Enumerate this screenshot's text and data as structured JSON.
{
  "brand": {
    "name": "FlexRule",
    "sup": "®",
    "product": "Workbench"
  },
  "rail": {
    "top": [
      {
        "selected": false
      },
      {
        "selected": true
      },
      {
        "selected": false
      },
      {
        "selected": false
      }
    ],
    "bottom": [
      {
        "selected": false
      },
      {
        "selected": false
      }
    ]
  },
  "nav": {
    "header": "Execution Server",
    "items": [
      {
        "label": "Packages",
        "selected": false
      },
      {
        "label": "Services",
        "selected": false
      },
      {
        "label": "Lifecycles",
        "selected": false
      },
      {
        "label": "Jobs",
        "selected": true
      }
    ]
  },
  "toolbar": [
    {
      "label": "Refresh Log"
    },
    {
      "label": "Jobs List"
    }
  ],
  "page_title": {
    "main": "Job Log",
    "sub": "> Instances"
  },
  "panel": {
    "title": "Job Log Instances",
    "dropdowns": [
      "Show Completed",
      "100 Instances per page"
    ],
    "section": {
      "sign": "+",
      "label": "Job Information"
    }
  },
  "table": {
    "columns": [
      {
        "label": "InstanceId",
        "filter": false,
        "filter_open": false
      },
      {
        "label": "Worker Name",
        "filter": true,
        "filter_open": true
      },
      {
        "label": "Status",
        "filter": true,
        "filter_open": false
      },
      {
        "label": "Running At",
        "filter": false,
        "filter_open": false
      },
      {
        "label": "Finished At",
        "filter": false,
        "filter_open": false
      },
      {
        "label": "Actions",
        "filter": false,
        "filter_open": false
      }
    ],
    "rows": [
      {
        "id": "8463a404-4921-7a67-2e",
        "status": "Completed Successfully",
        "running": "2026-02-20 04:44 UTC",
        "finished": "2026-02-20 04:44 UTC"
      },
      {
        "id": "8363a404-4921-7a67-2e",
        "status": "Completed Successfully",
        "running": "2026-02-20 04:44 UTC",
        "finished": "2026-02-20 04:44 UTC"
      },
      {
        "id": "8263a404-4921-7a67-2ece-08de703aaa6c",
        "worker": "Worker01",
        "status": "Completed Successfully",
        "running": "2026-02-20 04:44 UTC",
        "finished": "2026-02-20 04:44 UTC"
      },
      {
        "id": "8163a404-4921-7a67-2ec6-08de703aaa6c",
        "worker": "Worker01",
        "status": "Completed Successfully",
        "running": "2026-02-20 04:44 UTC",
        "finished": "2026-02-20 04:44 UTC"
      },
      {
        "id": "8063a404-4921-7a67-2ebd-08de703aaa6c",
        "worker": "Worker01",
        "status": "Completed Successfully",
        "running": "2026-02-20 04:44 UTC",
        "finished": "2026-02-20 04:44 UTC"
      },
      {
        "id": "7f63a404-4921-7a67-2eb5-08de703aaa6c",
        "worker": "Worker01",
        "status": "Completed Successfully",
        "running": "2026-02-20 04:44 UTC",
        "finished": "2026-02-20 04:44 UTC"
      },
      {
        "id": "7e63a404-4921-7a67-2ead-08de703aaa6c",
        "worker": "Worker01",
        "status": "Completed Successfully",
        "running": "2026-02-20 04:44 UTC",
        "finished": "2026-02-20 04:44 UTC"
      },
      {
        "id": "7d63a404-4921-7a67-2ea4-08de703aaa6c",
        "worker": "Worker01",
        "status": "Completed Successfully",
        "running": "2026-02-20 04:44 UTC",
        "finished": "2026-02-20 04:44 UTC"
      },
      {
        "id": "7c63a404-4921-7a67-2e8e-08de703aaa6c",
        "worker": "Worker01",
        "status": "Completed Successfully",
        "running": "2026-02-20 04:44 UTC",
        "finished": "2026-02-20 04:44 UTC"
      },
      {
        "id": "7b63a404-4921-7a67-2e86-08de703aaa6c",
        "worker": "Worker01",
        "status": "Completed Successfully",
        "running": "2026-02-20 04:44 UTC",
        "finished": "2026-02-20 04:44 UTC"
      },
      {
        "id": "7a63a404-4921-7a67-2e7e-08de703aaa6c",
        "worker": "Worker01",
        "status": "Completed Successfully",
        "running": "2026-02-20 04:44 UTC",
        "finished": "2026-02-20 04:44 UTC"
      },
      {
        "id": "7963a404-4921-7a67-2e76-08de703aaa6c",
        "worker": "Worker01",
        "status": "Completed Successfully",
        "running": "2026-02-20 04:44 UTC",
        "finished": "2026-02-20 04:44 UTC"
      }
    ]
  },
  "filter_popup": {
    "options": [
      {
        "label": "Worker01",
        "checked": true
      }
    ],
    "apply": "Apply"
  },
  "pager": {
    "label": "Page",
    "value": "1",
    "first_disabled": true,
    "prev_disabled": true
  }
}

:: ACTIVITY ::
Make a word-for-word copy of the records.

:: RESULT FOR THIS EXERCISE ::
Enumerate this screenshot's text and data as structured JSON.
{
  "brand": {
    "name": "FlexRule",
    "sup": "®",
    "product": "Workbench"
  },
  "rail": {
    "top": [
      {
        "selected": false
      },
      {
        "selected": true
      },
      {
        "selected": false
      },
      {
        "selected": false
      }
    ],
    "bottom": [
      {
        "selected": false
      },
      {
        "selected": false
      }
    ]
  },
  "nav": {
    "header": "Execution Server",
    "items": [
      {
        "label": "Packages",
        "selected": false
      },
      {
        "label": "Services",
        "selected": false
      },
      {
        "label": "Lifecycles",
        "selected": false
      },
      {
        "label": "Jobs",
        "selected": true
      }
    ]
  },
  "toolbar": [
    {
      "label": "Refresh Log"
    },
    {
      "label": "Jobs List"
    }
  ],
  "page_title": {
    "main": "Job Log",
    "sub": "> Instances"
  },
  "panel": {
    "title": "Job Log Instances",
    "dropdowns": [
      "Show Completed",
      "100 Instances per page"
    ],
    "section": {
      "sign": "+",
      "label": "Job Information"
    }
  },
  "table": {
    "columns": [
      {
        "label": "InstanceId",
        "filter": false,
        "filter_open": false
      },
      {
        "label": "Worker Name",
        "filter": true,
        "filter_open": true
      },
      {
        "label": "Status",
        "filter": true,
        "filter_open": false
      },
      {
        "label": "Running At",
        "filter": false,
        "filter_open": false
      },
      {
        "label": "Finished At",
        "filter": false,
        "filter_open": false
      },
      {
        "label": "Actions",
        "filter": false,
        "filter_open": false
      }
    ],
    "rows": [
      {
        "id": "8463a404-4921-7a67-2e",
        "status": "Completed Successfully",
        "running": "2026-02-20 04:44 UTC",
        "finished": "2026-02-20 04:44 UTC"
      },
      {
        "id": "8363a404-4921-7a67-2e",
        "status": "Completed Successfully",
        "running": "2026-02-20 04:44 UTC",
        "finished": "2026-02-20 04:44 UTC"
      },
      {
        "id": "8263a404-4921-7a67-2ece-08de703aaa6c",
        "worker": "Worker01",
        "status": "Completed Successfully",
        "running": "2026-02-20 04:44 UTC",
        "finished": "2026-02-20 04:44 UTC"
      },
      {
        "id": "8163a404-4921-7a67-2ec6-08de703aaa6c",
        "worker": "Worker01",
        "status": "Completed Successfully",
        "running": "2026-02-20 04:44 UTC",
        "finished": "2026-02-20 04:44 UTC"
      },
      {
        "id": "8063a404-4921-7a67-2ebd-08de703aaa6c",
        "worker": "Worker01",
        "status": "Completed Successfully",
        "running": "2026-02-20 04:44 UTC",
        "finished": "2026-02-20 04:44 UTC"
      },
      {
        "id": "7f63a404-4921-7a67-2eb5-08de703aaa6c",
        "worker": "Worker01",
        "status": "Completed Successfully",
        "running": "2026-02-20 04:44 UTC",
        "finished": "2026-02-20 04:44 UTC"
      },
      {
        "id": "7e63a404-4921-7a67-2ead-08de703aaa6c",
        "worker": "Worker01",
        "status": "Completed Successfully",
        "running": "2026-02-20 04:44 UTC",
        "finished": "2026-02-20 04:44 UTC"
      },
      {
        "id": "7d63a404-4921-7a67-2ea4-08de703aaa6c",
        "worker": "Worker01",
        "status": "Completed Successfully",
        "running": "2026-02-20 04:44 UTC",
        "finished": "2026-02-20 04:44 UTC"
      },
      {
        "id": "7c63a404-4921-7a67-2e8e-08de703aaa6c",
        "worker": "Worker01",
        "status": "Completed Successfully",
        "running": "2026-02-20 04:44 UTC",
        "finished": "2026-02-20 04:44 UTC"
      },
      {
        "id": "7b63a404-4921-7a67-2e86-08de703aaa6c",
        "worker": "Worker01",
        "status": "Completed Successfully",
        "running": "2026-02-20 04:44 UTC",
        "finished": "2026-02-20 04:44 UTC"
      },
      {
        "id": "7a63a404-4921-7a67-2e7e-08de703aaa6c",
        "worker": "Worker01",
        "status": "Completed Successfully",
        "running": "2026-02-20 04:44 UTC",
        "finished": "2026-02-20 04:44 UTC"
      },
      {
        "id": "7963a404-4921-7a67-2e76-08de703aaa6c",
        "worker": "Worker01",
        "status": "Completed Successfully",
        "running": "2026-02-20 04:44 UTC",
        "finished": "2026-02-20 04:44 UTC"
      }
    ]
  },
  "filter_popup": {
    "options": [
      {
        "label": "Worker01",
        "checked": true
      }
    ],
    "apply": "Apply"
  },
  "pager": {
    "label": "Page",
    "value": "1",
    "first_disabled": true,
    "prev_disabled": true
  }
}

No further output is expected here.